    data to auto-curried `for_users` relation call it later on to get all tasks for users with the given name user_tasks = users.by_name >> tasks.for_users
  23. 49.

    jane_with_tasks.one # #<User name="Jane", email="jane@doe.org", tasks=[#<Task user="Jane", title="Task One">]> class

    UserMapper < ROM::Mapper model User combine :tasks, on: { name: :user } do model Task end end users = Users.new(user_dataset).to_lazy tasks = Tasks.new(task_dataset).to_lazy mapper = UserMapper.build jane_with_tasks = users .by_name('Jane') .combine(tasks.for_users) >> mapper
  24. 51.

    users = rom.relation(:users) ROM.setup(:sql, 'postgres://localhost/rom') class Users < ROM::Relation[:sql] def

    by_name(name) where(name: name) end end rom = ROM.finalize.env users.by_name('Jane').call # #<ROM::Relation::Loaded:0x007fc01bba25b0 # @source=#<Users dataset=#<Sequel::Postgres::Dataset: # "SELECT * FROM "users" WHERE ("name" = ‘Jane')">>, # @collection=[ # {:id=>1, :name=>”Jane", # :email=>”jane@doe.org"}]>
  25. 52.

    user_entities.to_a # [#<User id=6, name="Jane", email="jane@doe.org"] ROM.setup(:sql, 'postgres://localhost/rom') class UserMapper

    < ROM::Mapper relation :users register_as :entity model User end rom = ROM.finalize.env user_entities = rom.relation(:users).map_with(:entity)
  26. 53.

    create_user = rom.command(:users).create ROM.setup(:sql, 'postgres://localhost/rom') class CreateUser < ROM::Commands::Create[:sql] relation

    :users result :one register_as :create end rom = ROM.finalize.env create_user.call(name: 'Jane', email: 'jane@doe.org') # {:id=>1, :name=>"Jane", :email=>"jane@doe.org"}
  27. 55.

    Why not an ORM? • Data-centric, mapping and persistence toolkit

    • No concept of object mutation and syncing with the database • No abstract query interfaces • Functional components • OO interface on the surface
  28. 57.

    Try it out! • Build your own persistence layer •

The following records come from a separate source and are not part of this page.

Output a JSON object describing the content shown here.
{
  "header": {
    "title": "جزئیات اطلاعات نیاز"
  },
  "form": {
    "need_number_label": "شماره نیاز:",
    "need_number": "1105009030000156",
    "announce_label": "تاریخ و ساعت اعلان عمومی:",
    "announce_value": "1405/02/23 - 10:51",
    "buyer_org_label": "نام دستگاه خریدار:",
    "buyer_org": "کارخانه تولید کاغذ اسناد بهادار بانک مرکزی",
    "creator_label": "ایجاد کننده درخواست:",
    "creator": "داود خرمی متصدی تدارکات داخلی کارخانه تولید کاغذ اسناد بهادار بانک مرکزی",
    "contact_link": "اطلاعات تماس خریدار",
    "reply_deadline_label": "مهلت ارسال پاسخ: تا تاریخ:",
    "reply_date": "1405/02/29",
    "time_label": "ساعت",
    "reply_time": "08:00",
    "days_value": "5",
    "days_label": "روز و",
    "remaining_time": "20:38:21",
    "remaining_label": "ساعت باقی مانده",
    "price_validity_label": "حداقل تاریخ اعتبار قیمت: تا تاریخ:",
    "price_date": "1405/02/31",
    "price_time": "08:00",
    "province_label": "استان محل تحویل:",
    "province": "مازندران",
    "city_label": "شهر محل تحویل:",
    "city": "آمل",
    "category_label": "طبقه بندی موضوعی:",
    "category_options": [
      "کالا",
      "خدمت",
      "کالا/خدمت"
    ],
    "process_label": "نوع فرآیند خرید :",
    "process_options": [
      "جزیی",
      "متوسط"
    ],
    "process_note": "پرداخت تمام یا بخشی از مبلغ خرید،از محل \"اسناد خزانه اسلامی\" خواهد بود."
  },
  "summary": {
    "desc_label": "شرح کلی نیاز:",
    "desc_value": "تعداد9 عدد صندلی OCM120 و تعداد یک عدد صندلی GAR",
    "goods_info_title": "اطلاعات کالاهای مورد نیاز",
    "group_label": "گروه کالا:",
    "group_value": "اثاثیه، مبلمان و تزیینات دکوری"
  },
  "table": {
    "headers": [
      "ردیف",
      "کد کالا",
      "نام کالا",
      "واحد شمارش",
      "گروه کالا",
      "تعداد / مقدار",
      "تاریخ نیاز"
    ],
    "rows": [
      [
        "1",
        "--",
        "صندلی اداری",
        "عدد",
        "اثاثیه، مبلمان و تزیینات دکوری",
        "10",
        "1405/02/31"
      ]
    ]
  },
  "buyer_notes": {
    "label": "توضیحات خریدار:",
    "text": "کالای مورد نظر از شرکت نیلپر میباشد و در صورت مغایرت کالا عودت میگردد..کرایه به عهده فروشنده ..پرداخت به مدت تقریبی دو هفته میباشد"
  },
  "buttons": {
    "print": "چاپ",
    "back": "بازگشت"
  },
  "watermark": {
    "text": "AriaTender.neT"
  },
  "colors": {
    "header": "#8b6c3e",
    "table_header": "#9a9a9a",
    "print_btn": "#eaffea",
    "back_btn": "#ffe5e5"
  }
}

    Decouple application layer from persistence • Build data import/export tools • Build advanced data mapping tools • Write custom adapters for any data source out there